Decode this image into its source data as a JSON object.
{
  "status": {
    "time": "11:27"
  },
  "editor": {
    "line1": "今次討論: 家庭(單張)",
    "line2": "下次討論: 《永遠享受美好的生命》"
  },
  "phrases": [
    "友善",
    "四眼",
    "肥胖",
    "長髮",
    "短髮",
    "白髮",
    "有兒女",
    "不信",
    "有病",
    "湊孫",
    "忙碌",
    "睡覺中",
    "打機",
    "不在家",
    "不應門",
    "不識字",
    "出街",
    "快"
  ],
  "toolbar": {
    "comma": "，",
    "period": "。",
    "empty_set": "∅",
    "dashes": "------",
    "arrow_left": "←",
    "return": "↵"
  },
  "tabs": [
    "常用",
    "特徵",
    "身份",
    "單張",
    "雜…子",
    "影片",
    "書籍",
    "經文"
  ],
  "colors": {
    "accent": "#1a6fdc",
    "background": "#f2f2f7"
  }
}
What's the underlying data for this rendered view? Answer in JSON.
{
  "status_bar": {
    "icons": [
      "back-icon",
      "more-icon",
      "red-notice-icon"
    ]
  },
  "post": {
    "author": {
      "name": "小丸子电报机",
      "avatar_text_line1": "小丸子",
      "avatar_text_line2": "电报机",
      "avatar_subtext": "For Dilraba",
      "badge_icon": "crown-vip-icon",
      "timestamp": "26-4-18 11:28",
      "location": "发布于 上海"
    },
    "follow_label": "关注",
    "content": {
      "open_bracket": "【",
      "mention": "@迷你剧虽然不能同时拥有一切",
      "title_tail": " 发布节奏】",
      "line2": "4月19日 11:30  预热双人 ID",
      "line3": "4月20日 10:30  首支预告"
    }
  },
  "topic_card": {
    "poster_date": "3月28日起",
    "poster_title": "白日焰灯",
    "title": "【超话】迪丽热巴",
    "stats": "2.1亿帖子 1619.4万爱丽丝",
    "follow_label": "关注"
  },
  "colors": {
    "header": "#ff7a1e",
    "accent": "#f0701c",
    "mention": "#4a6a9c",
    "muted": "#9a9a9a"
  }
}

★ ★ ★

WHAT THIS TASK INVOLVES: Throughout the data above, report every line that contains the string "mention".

TASK SOLUTION:
      "mention": "@迷你剧虽然不能同时拥有一切",
    "mention": "#4a6a9c",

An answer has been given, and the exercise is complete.